Exercise requirements
The following entries are to be repeated exactly, and the pictures are to be left behind.

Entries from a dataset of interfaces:
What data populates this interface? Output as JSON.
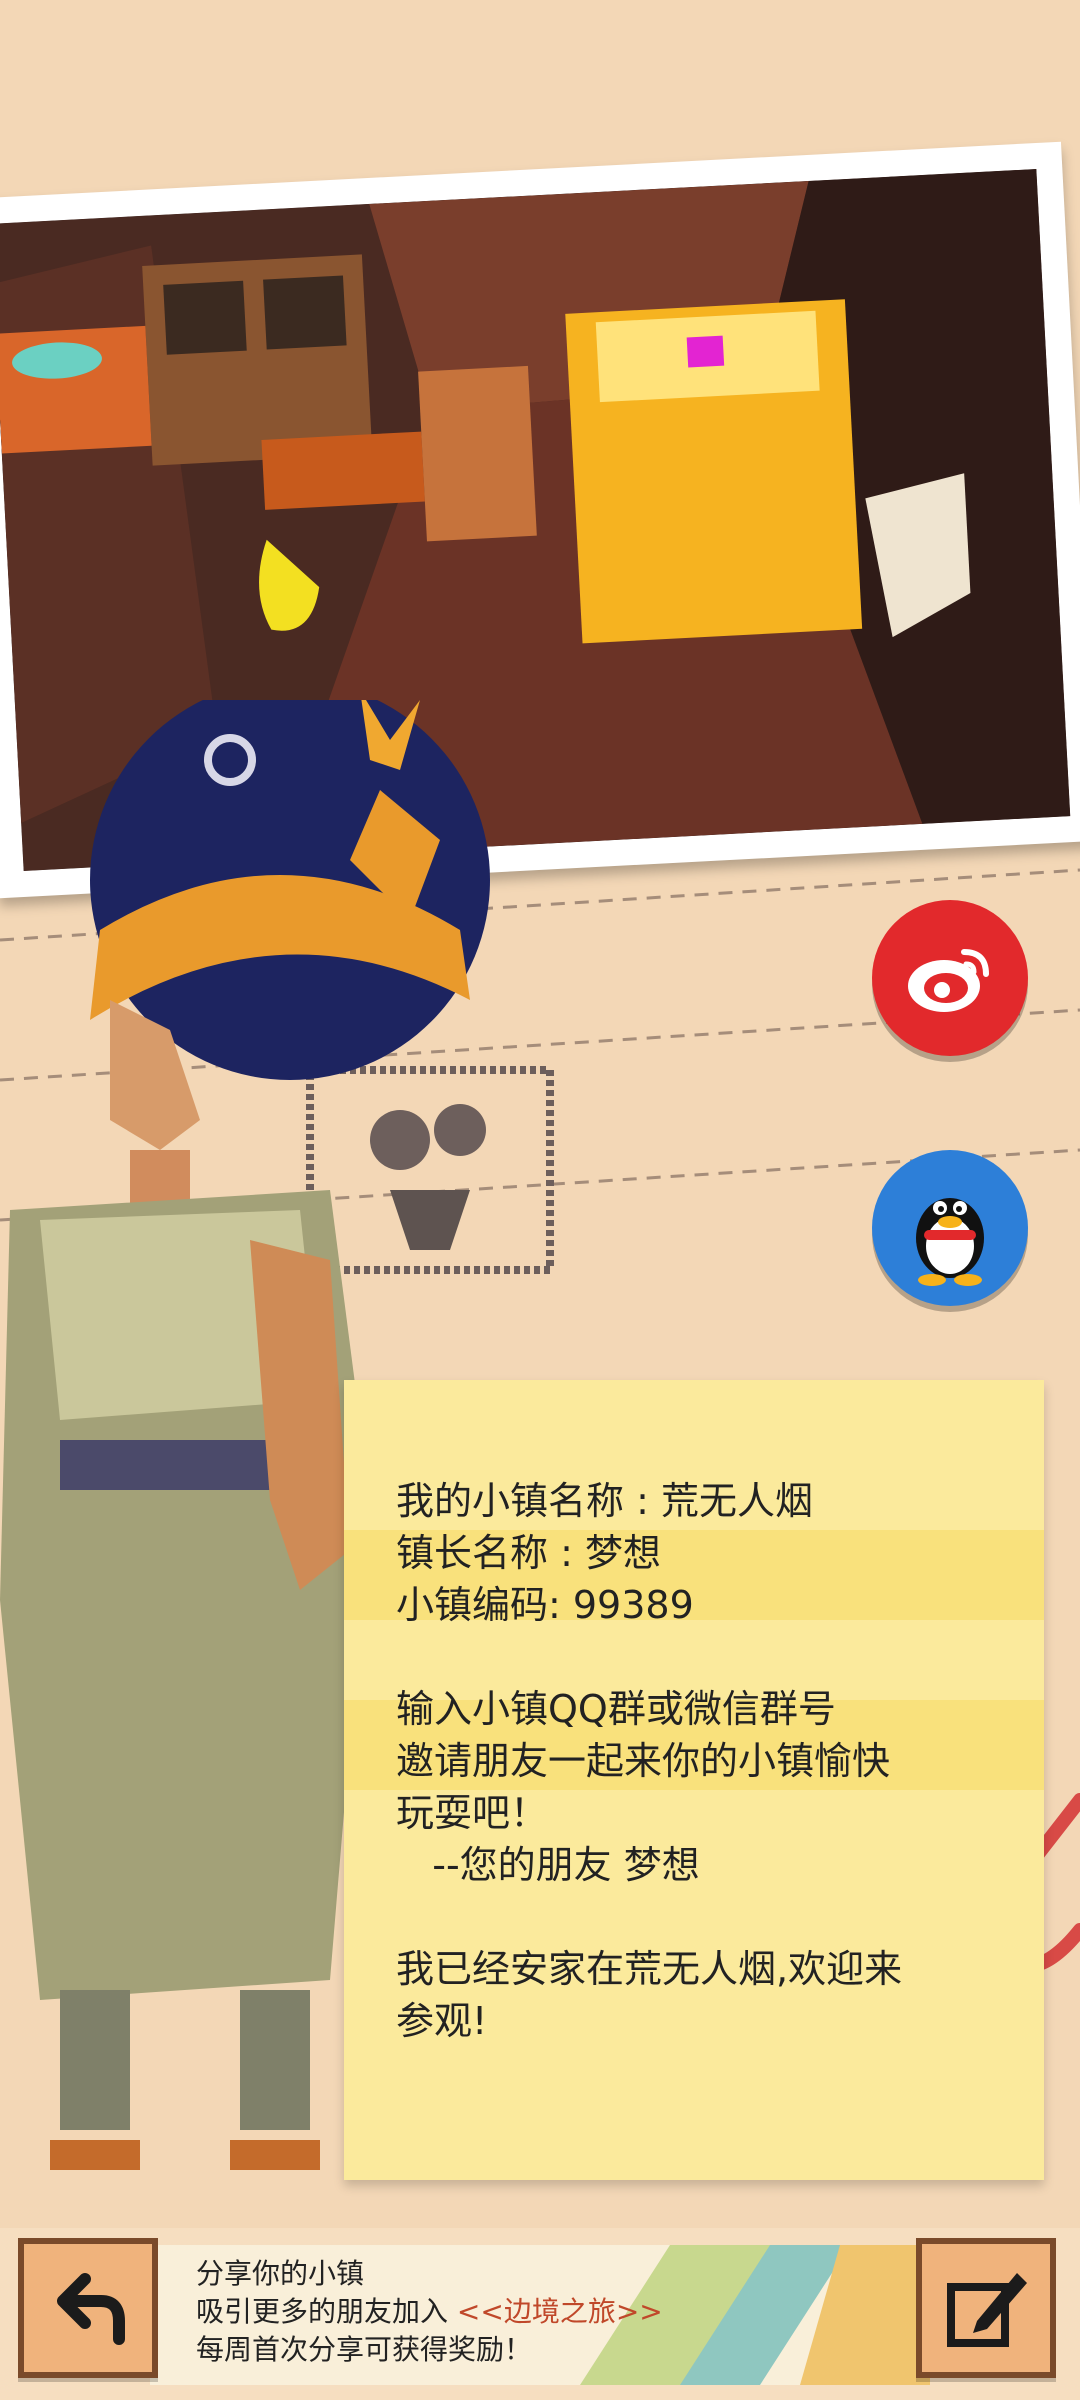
{
  "share_buttons": {
    "weibo": {
      "icon": "weibo-icon"
    },
    "qq": {
      "icon": "qq-penguin-icon"
    }
  },
  "note": {
    "lines": [
      "我的小镇名称 : 荒无人烟",
      "镇长名称 : 梦想",
      "小镇编码: 99389",
      "",
      "输入小镇QQ群或微信群号",
      "邀请朋友一起来你的小镇愉快",
      "玩耍吧！",
      "   --您的朋友 梦想",
      "",
      "我已经安家在荒无人烟,欢迎来",
      "参观!"
    ]
  },
  "bottom_bar": {
    "line1": "分享你的小镇",
    "line2_prefix": "吸引更多的朋友加入 ",
    "line2_accent": "<<边境之旅>>",
    "line3": "每周首次分享可获得奖励！",
    "back_icon": "back-arrow-icon",
    "edit_icon": "edit-pencil-icon"
  },
  "colors": {
    "paper": "#f3d7b6",
    "note": "#fbea9c",
    "weibo": "#e2292c",
    "qq": "#2d7fd8",
    "accent_text": "#c0482a"
  }
}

Output for this exercise
What data populates this interface? Output as JSON.
{
  "share_buttons": {
    "weibo": {
      "icon": "weibo-icon"
    },
    "qq": {
      "icon": "qq-penguin-icon"
    }
  },
  "note": {
    "lines": [
      "我的小镇名称 : 荒无人烟",
      "镇长名称 : 梦想",
      "小镇编码: 99389",
      "",
      "输入小镇QQ群或微信群号",
      "邀请朋友一起来你的小镇愉快",
      "玩耍吧！",
      "   --您的朋友 梦想",
      "",
      "我已经安家在荒无人烟,欢迎来",
      "参观!"
    ]
  },
  "bottom_bar": {
    "line1": "分享你的小镇",
    "line2_prefix": "吸引更多的朋友加入 ",
    "line2_accent": "<<边境之旅>>",
    "line3": "每周首次分享可获得奖励！",
    "back_icon": "back-arrow-icon",
    "edit_icon": "edit-pencil-icon"
  },
  "colors": {
    "paper": "#f3d7b6",
    "note": "#fbea9c",
    "weibo": "#e2292c",
    "qq": "#2d7fd8",
    "accent_text": "#c0482a"
  }
}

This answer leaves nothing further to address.